Questionable theories like this led to recent artistic representations of Mary as featured in Nikos Kazantzakis’ The Last Temptation of Christ, and Dan Brown’s The Da Vinci Code – both of which were made into feature films. Common to both works is the reemergence of an old and popular theory born of these “other” gospel accounts. Namely, that Mary Magdalene was in fact Jesus’ wife. Similar myths surround the figure of Mary Magdalene to this day – including a recent 2018 film and a now-debunked archaeological find from 2012 propagated by Harvard Divinity School professor, Karen King.

While some early Christians sought to denigrate Mary Magdalene’s influence, other more modern Christians have sought to accentuate it. But in the end, neither theory — penitent prostitute or loving wife of Christ — actually matches what we find written about Mary Magdalene in the scriptures. The Bible’s picture of Mary is that of a woman whose life was radically changed when she encountered Jesus. It was a transformation that Luke hints at merely began with her liberation from the demons that were possessing her. Who Mary became was a woman no longer known for the oppression of her past by someone named for all time as a follower of Christ. A woman who gave her life to Jesus – holding nothing back.

Early on, many disciples who first followed Jesus walked away (See John 6:66). Later, when Jesus was arrested, chaos broke out among the Twelve. All but one of them ran for cover. Peter even denied knowing the Lord.

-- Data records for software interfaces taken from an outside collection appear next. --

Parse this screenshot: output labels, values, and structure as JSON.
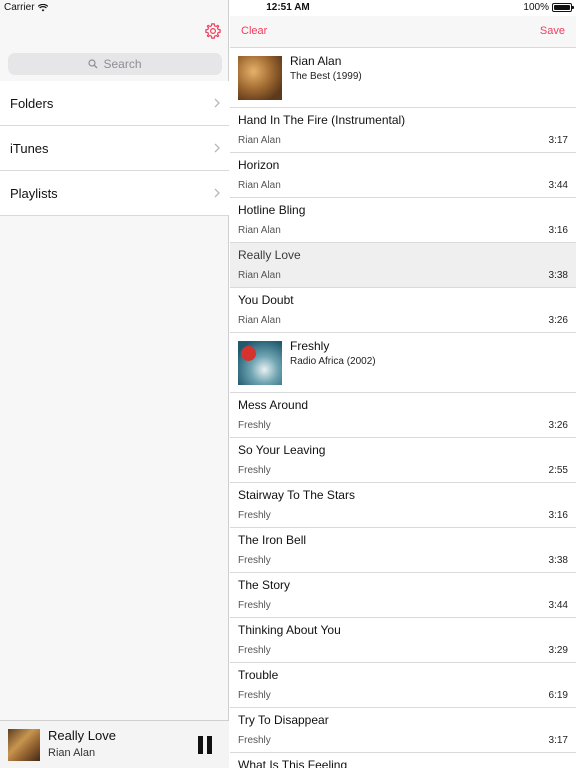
{
  "status_bar": {
    "carrier": "Carrier",
    "time": "12:51 AM",
    "battery": "100%"
  },
  "sidebar": {
    "search_placeholder": "Search",
    "items": [
      {
        "label": "Folders"
      },
      {
        "label": "iTunes"
      },
      {
        "label": "Playlists"
      }
    ]
  },
  "now_playing": {
    "title": "Really Love",
    "artist": "Rian Alan"
  },
  "toolbar": {
    "clear_label": "Clear",
    "save_label": "Save"
  },
  "albums": [
    {
      "artist": "Rian Alan",
      "album": "The Best (1999)",
      "tracks": [
        {
          "title": "Hand In The Fire (Instrumental)",
          "artist": "Rian Alan",
          "duration": "3:17"
        },
        {
          "title": "Horizon",
          "artist": "Rian Alan",
          "duration": "3:44"
        },
        {
          "title": "Hotline Bling",
          "artist": "Rian Alan",
          "duration": "3:16"
        },
        {
          "title": "Really Love",
          "artist": "Rian Alan",
          "duration": "3:38"
        },
        {
          "title": "You Doubt",
          "artist": "Rian Alan",
          "duration": "3:26"
        }
      ]
    },
    {
      "artist": "Freshly",
      "album": "Radio Africa (2002)",
      "tracks": [
        {
          "title": "Mess Around",
          "artist": "Freshly",
          "duration": "3:26"
        },
        {
          "title": "So Your Leaving",
          "artist": "Freshly",
          "duration": "2:55"
        },
        {
          "title": "Stairway To The Stars",
          "artist": "Freshly",
          "duration": "3:16"
        },
        {
          "title": "The Iron Bell",
          "artist": "Freshly",
          "duration": "3:38"
        },
        {
          "title": "The Story",
          "artist": "Freshly",
          "duration": "3:44"
        },
        {
          "title": "Thinking About You",
          "artist": "Freshly",
          "duration": "3:29"
        },
        {
          "title": "Trouble",
          "artist": "Freshly",
          "duration": "6:19"
        },
        {
          "title": "Try To Disappear",
          "artist": "Freshly",
          "duration": "3:17"
        },
        {
          "title": "What Is This Feeling",
          "artist": "",
          "duration": ""
        }
      ]
    }
  ],
  "colors": {
    "accent": "#ef3e5c",
    "selected_row": "#efeff0"
  }
}
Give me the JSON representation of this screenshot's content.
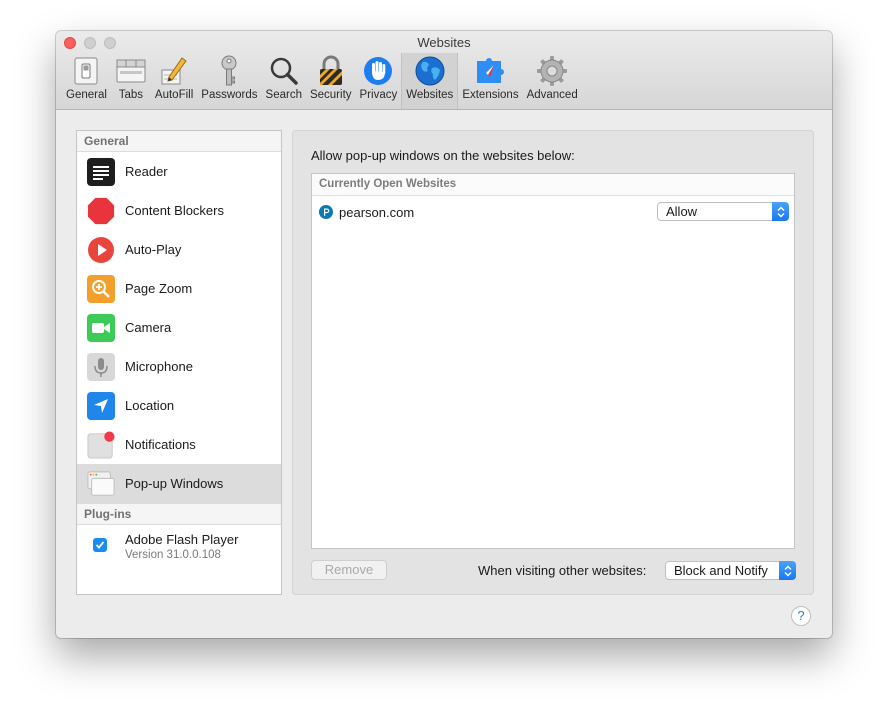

But through it all, Mary Magdalene stayed true.

One of the declared justifications for crucifying Jesus was that he was a blasphemer. No doubt part of the reason the men in Jesus’ company abandoned him was in order to avoid guilt by association. And yet, amid this risk, Mary Magdalene remains lovingly steadfast. Although this must have been an incredibly traumatic event, Mary didn’t run. She was one of the few disciples who supported Jesus with her presence—and by being there for His mother.

And after the crucifixion, Mary Magdalene didn’t leave with the crowd. She stayed and watched as the stone was rolled in front of the tomb. A few days later, it is Mary Magdalene who will be the first witness of Jesus’ resurrection. It will be Mary Magdalene who will be the first to preach the Gospel of Christ’s victory over death. But we’ll talk more about this when we revisit the witness of Mary Magdalene during Holy Week.

For now, let us recognize how Mary’s story is also our story. Thanks to Jesus, we have been delivered too – from the demons of our past and even the wrongful assumptions and labels others seek to place upon us. May we follow Jesus like Mary – acting out of love and loyalty that is expressed through supporting others – sharing out of whatever we have given for the sake of the Kingdom of God.

Consider & Discuss | Prior to this devotional, how have you pictured Mary Magdalene? Mary Magdalene has been a victim of mistaken identity and has had an undeserved reputation as a woman of ill repute for centuries. Is there anyone you are wrongly making assumptions about and unfairly labeling the way Mary was? In what ways can you identify with Mary Magdalene? What has Jesus delivered you from? How are you, like Mary, seeking to follow Jesus by both journeying with Christ – going to where he is working – and sharing out of the resources you have been given to support the ministry of the Kingdom of God?

Prayer Focus | Almighty God, thank You for delivering all of us through Your Son, Jesus Christ – just as You did our sister in the faith, Mary Magdalene. Only You, Precious Lord, can set us free from whatever holds us in bondage. Only You, Gracious Father, can fully restore us to healthy of mind, body, and spirit. Like Mary, we seek not only to be changed by Your Son, Christ, but to follow Jesus so that we may be continually transformed into the best version of ourselves – who we are in You. Through the grace and mercy of Your Spirit, continue to teach and empower us to, like Mary, reflect our gratitude and love for You through our willingness and generosity towards others. Protect us from our changing circumstances moving our faith in You. Grant that our growing and maturing faith in You would change how we engage the circumstances in which we find ourselves. Amen.

Come, Lord Jesus, come!
Pastor Chris